We love a friendly God, and so we have the laughing Christ, the smiling Christ, and the jolly Christ. These pictures of Jesus are more appealing and attractive to the young and old of today.
The gospel, Jn 2: 13-25, today doesn’t keep from us another facet of Christ, the angry Christ. He was so angry that he needed to make it explode, by making a whip of cords and venting his ire on the objects being sold and exchanged in the temple area. I can just imagine how people must have hidden themselves so as not to be found in Jesus path.
What transformed a meek and mild Jesus into someone with uncontrollable rage? To understand this, we need to recall the first reading, where we read about a jealous God (Exo 20: 1-17).  Jesus was angry for he was jealous; he was jealous for his Father’s sake.
Jesus became angry becase God was no longer the center at the temple. The people were close to the sanctuary, and yet, theye were blind to God’s presence. The people were so familiar with their concept of God that this did not make any difference anymore. Jesus became jealous like his Father, for the people were ignoring God for things that were passing and ephemeral.
Jesus anger did not lead to violence; he did not hurt people, or even animals. He just drove them away. However he wanted to express his emotion to shake up and rattle insensitive hearts. He demonstrated his passion in order to enlighten others. Some people certainly did not understand what he was doing but some people did indeed learn their lesson.
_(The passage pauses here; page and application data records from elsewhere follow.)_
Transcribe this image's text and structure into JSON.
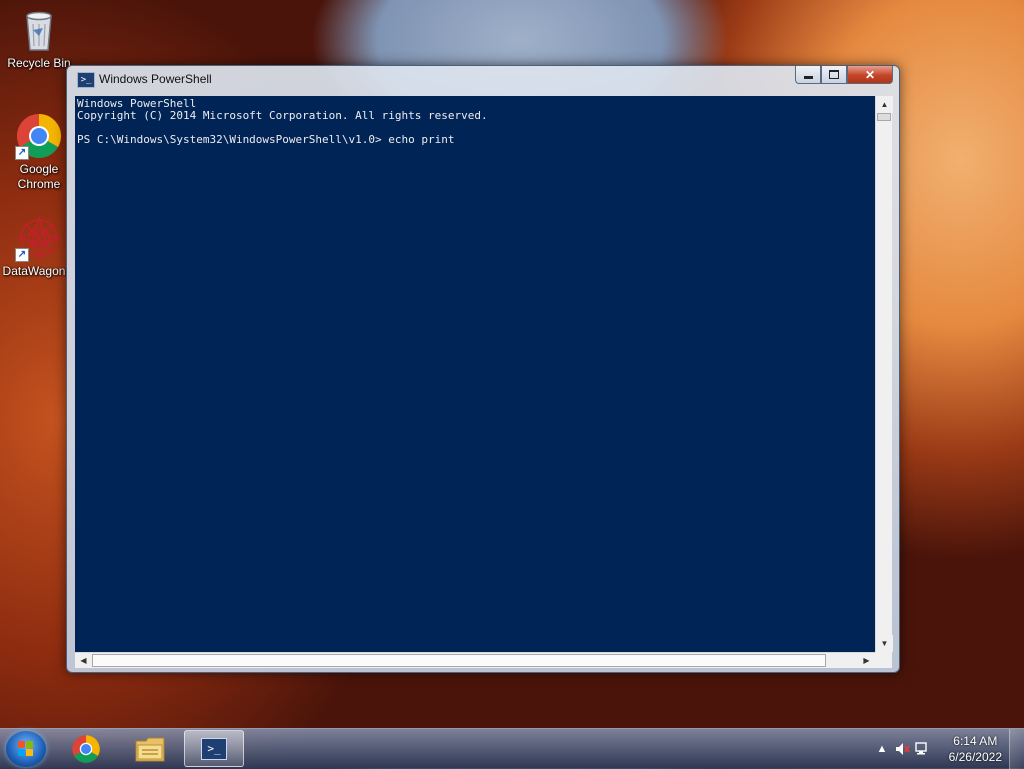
{
  "desktop": {
    "icons": [
      {
        "label": "Recycle Bin",
        "icon": "recycle-bin-icon"
      },
      {
        "label": "Google Chrome",
        "icon": "chrome-icon"
      },
      {
        "label": "DataWagon...",
        "icon": "datawagon-icon"
      }
    ]
  },
  "window": {
    "title": "Windows PowerShell",
    "buttons": {
      "minimize": "minimize",
      "maximize": "maximize",
      "close": "close"
    },
    "console": {
      "lines": [
        "Windows PowerShell",
        "Copyright (C) 2014 Microsoft Corporation. All rights reserved.",
        "",
        "PS C:\\Windows\\System32\\WindowsPowerShell\\v1.0> echo print"
      ]
    }
  },
  "taskbar": {
    "items": [
      {
        "name": "start",
        "icon": "windows-start-icon"
      },
      {
        "name": "chrome",
        "icon": "chrome-icon"
      },
      {
        "name": "explorer",
        "icon": "folder-icon"
      },
      {
        "name": "powershell",
        "icon": "powershell-icon",
        "active": true
      }
    ],
    "clock": {
      "time": "6:14 AM",
      "date": "6/26/2022"
    }
  }
}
If Jesus came today to look into our hearts, the place where we truy honor God, will he find reason to react in the same way as in today’s gospel? Will his anger rise up because something or someone else is occupying God’s throne in our hearts? Let us allow the anger of Jesus today to teach us how to truly value relationship with the Father.